[from The Morning Chronicle, Friday, March 14, 1851]

The peril of children running errands on London’s streets

Boys exercising at Tothill Fields Prison

I recall being dispatched to buy cigarettes for my father on several occasions in my youth, or to return ‘pop’ bottles for the deposit. Both involved a long walk (or run) down (and then back up) the hill where we lived. Running ‘errands’ like this was a common enough thing in the past but I suspect it is one of those things that no longer happens, especially with small children, given the perceived perils of modern society.

In the nineteenth century sending a child (even one as young as 7) out to fetch food or drink, or to deliver a message, was very normal. After all children worked at a much younger age and until mid century school was really only for the sons and daughters of the better off.

But the streets could be just as dangerous a place for children in the 1800s as they are today. Carts and coaches rumbled along the cobbled thoroughfares at great speed and could rarely stop in time to avoid a running child if they stepped into its path; thieves and villains lurked around every corner, and child prostitution rackets operated in the capital.

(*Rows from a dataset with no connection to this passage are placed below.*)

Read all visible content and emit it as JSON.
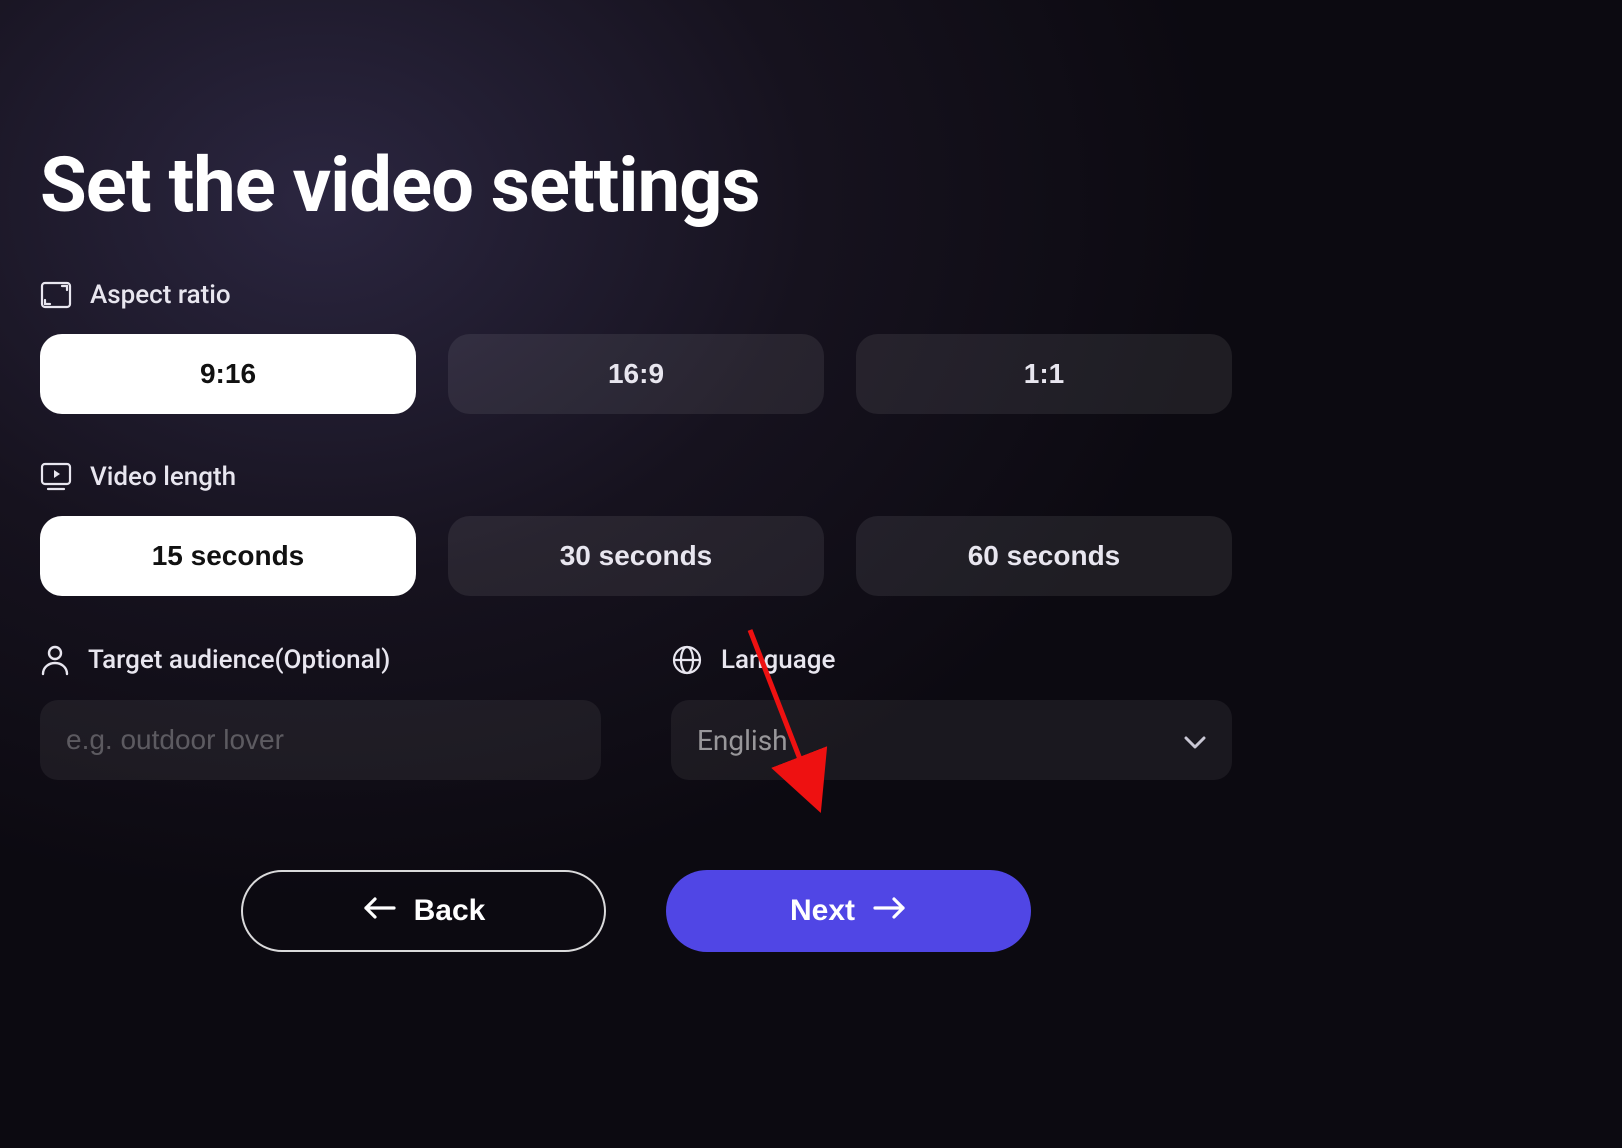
{
  "title": "Set the video settings",
  "sections": {
    "aspect_ratio": {
      "label": "Aspect ratio",
      "options": [
        "9:16",
        "16:9",
        "1:1"
      ],
      "selected_index": 0
    },
    "video_length": {
      "label": "Video length",
      "options": [
        "15 seconds",
        "30 seconds",
        "60 seconds"
      ],
      "selected_index": 0
    },
    "target_audience": {
      "label": "Target audience(Optional)",
      "placeholder": "e.g. outdoor lover",
      "value": ""
    },
    "language": {
      "label": "Language",
      "selected": "English"
    }
  },
  "nav": {
    "back": "Back",
    "next": "Next"
  }
}
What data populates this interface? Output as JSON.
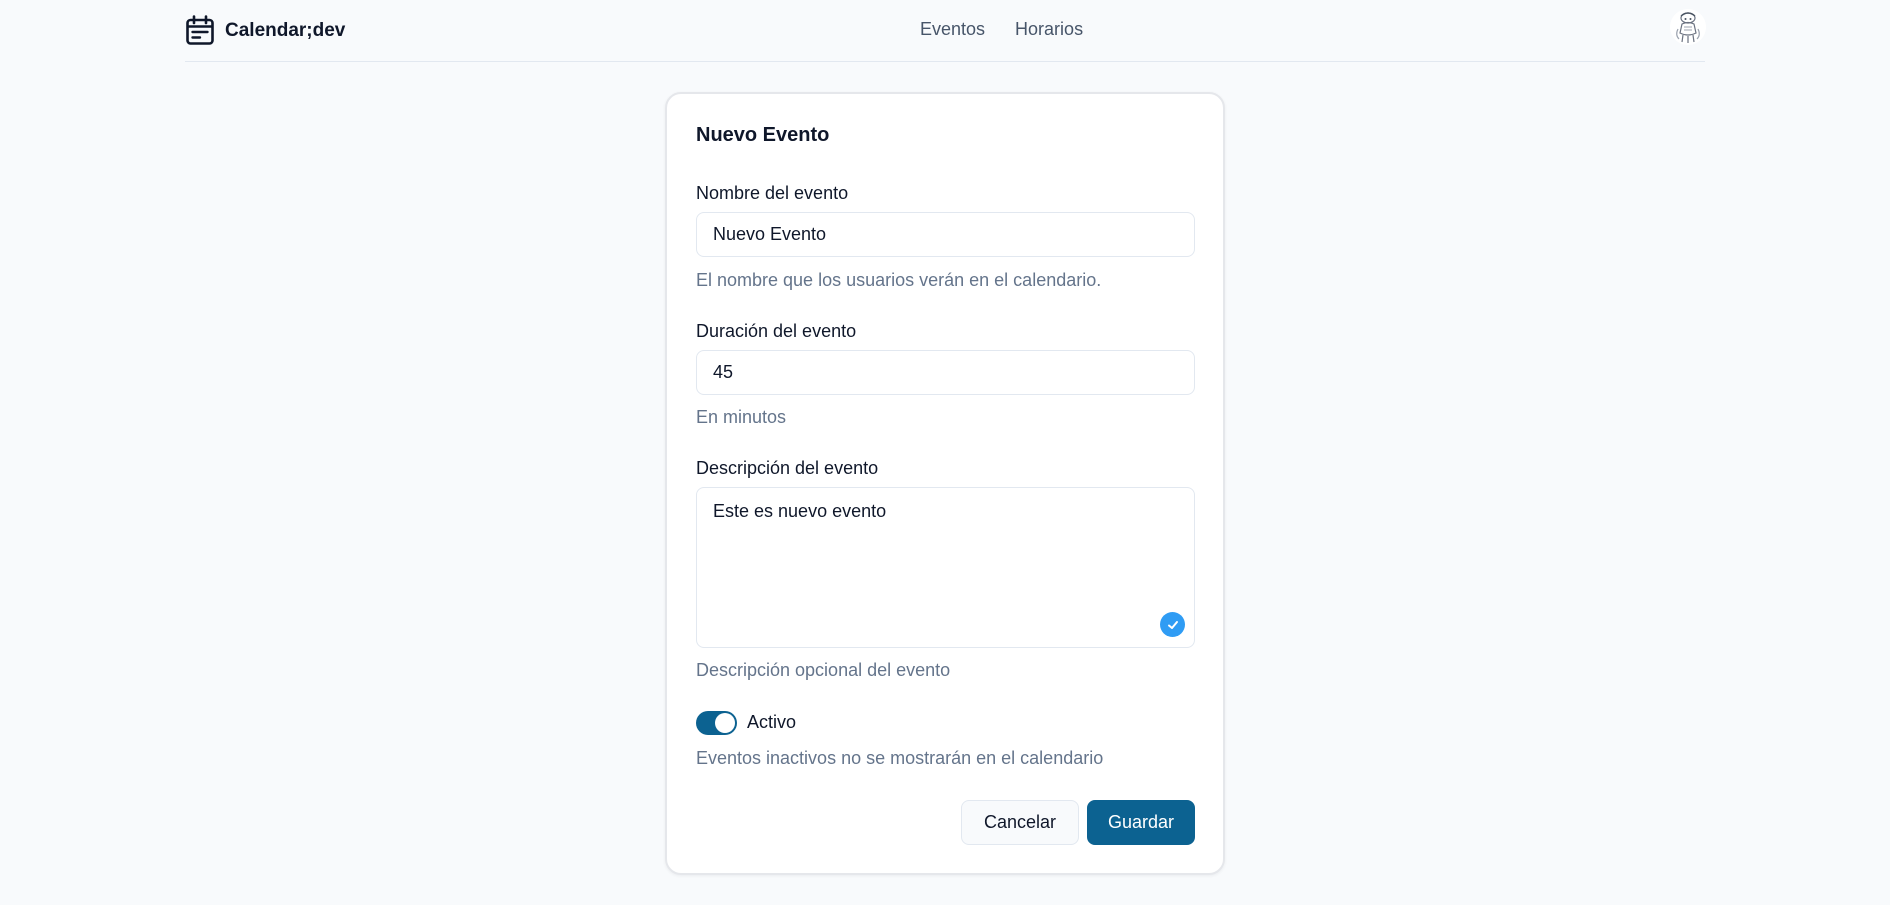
{
  "header": {
    "brand_name": "Calendar;dev",
    "brand_icon": "calendar-icon",
    "nav": [
      {
        "label": "Eventos"
      },
      {
        "label": "Horarios"
      }
    ],
    "avatar_icon": "user-avatar-icon"
  },
  "form": {
    "title": "Nuevo Evento",
    "name": {
      "label": "Nombre del evento",
      "value": "Nuevo Evento",
      "help": "El nombre que los usuarios verán en el calendario."
    },
    "duration": {
      "label": "Duración del evento",
      "value": "45",
      "help": "En minutos"
    },
    "description": {
      "label": "Descripción del evento",
      "value": "Este es nuevo evento",
      "help": "Descripción opcional del evento",
      "validation_icon": "check-circle-icon"
    },
    "active": {
      "label": "Activo",
      "checked": true,
      "help": "Eventos inactivos no se mostrarán en el calendario"
    },
    "cancel_label": "Cancelar",
    "save_label": "Guardar"
  },
  "colors": {
    "primary": "#0c6291",
    "validation": "#2f9cf4",
    "muted_text": "#64748b",
    "background": "#f8fafc"
  }
}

Sometimes the threat came from young people not much older than themselves, as in this case from 1855. In early March Ann Jane Hatley had been sent out with sixpence to buy some butter. She was 7 years of age and lived with her parents in Exeter Street, Chelsea. As she walked along a small boy, about 12 or 13 came up to her and asked where she was going. When she explained he said she needed to be careful of lest she drop the 6in the mud of the street.

The lad, whose name was William Smith, produced a piece of paper and said the best thing was for her to wrap her coin in it to protect it. When Ann handed over the money for him to do so he promptly ran off with it. Fortunately, a passer-by had seen what happened and set off in pursuit. William was captured and brought before the magistrate at Westminster.

In court several other children were produced who reported similar robberies on them whilst out running errands. Susannah Welsh (who was 9 or 10) had been sent to buy flour. William had followed her for ‘some distance’ before he suddenly pounced and wrestled the money she was carrying (2s) from her grasp.

Thomas Mursell (just 8) had been entrusted with 9to pay a baker’s bill when Smith approached him and asked what he was doing. When he discovered the boy had money Smith contrived to knock it out of his hand, as ‘if by accident’, and then offered him some paper to wrap it in as they pair collected it from the street. It was only when Thomas got to the baker’s shop that he realized that William had managed to steal over half of it.

There were a string of other small boys and girls with similar tales to tell but the magistrate (Mr Arnold) had heard enough. He duly committed the ‘expert juvenile highwayman’ (as Reynold’s Newspaper dubbed him) for trial before a jury.

William went for trial at the Westminster Quarter Sessions where he was convicted of two thefts (from Ann and Susannah) and sentenced to a spell in the house of detention.

[from Reynolds’s Newspaper, Sunday, March 4, 1855]